Within the material below, filter for lines that hold the word "image".
—————
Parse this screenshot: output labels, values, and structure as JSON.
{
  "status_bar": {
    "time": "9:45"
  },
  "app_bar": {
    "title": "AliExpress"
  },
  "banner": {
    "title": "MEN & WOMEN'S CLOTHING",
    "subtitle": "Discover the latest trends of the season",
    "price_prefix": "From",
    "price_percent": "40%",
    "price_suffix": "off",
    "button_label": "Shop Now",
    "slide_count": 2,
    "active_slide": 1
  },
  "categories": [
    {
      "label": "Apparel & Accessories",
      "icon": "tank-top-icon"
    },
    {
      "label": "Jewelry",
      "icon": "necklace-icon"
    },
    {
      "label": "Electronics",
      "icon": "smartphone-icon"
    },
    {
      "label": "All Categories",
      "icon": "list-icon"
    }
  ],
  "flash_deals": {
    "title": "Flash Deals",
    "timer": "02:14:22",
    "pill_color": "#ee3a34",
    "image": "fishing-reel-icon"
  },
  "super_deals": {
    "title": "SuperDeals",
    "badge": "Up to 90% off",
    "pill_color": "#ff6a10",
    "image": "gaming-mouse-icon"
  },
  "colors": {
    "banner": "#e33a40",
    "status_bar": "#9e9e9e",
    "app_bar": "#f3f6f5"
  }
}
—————
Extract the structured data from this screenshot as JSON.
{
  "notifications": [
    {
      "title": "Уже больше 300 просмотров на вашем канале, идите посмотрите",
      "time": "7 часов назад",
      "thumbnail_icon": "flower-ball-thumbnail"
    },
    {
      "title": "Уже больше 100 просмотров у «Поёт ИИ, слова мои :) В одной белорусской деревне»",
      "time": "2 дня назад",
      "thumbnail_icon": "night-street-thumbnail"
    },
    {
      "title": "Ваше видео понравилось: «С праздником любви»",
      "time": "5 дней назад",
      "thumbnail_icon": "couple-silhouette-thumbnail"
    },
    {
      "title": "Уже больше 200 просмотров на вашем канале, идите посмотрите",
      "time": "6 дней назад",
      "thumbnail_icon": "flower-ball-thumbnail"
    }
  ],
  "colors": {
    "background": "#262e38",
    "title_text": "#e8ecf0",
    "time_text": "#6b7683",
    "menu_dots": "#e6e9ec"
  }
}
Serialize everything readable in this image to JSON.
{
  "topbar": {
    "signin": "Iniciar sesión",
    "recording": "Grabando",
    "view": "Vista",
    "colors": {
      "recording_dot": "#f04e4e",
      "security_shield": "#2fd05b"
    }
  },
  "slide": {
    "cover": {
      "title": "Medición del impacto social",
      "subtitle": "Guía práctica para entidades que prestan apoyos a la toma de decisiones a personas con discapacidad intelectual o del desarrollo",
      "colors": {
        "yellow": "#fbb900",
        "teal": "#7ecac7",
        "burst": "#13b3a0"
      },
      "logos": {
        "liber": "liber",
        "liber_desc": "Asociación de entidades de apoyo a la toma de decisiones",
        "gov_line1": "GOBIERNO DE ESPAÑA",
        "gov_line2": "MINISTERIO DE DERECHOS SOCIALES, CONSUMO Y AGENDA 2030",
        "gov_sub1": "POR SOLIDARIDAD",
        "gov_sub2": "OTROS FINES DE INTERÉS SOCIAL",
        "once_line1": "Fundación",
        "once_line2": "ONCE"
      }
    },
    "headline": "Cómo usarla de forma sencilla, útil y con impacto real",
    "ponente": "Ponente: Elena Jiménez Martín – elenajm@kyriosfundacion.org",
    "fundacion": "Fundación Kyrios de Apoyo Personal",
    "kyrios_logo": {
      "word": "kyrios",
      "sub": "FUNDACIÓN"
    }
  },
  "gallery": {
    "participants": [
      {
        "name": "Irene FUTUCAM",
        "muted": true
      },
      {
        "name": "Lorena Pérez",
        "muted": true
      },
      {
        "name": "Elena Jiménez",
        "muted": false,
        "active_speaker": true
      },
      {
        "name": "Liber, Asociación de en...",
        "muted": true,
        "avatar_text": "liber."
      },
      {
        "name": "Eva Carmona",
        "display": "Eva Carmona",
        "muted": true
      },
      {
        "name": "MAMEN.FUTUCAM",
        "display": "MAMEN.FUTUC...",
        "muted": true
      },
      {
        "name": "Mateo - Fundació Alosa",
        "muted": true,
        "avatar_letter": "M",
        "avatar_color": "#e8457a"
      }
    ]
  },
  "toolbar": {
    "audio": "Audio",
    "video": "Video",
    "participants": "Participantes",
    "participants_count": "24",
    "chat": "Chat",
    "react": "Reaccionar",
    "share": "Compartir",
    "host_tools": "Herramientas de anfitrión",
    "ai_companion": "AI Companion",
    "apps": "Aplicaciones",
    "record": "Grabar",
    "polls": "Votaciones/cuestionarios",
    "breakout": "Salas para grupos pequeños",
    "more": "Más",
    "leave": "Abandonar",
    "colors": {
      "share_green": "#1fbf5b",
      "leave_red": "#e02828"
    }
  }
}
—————
* [REPLY TO THE EXERCISE]
    "image": "fishing-reel-icon"
    "image": "gaming-mouse-icon"
Serialize everything readable in this image to JSON.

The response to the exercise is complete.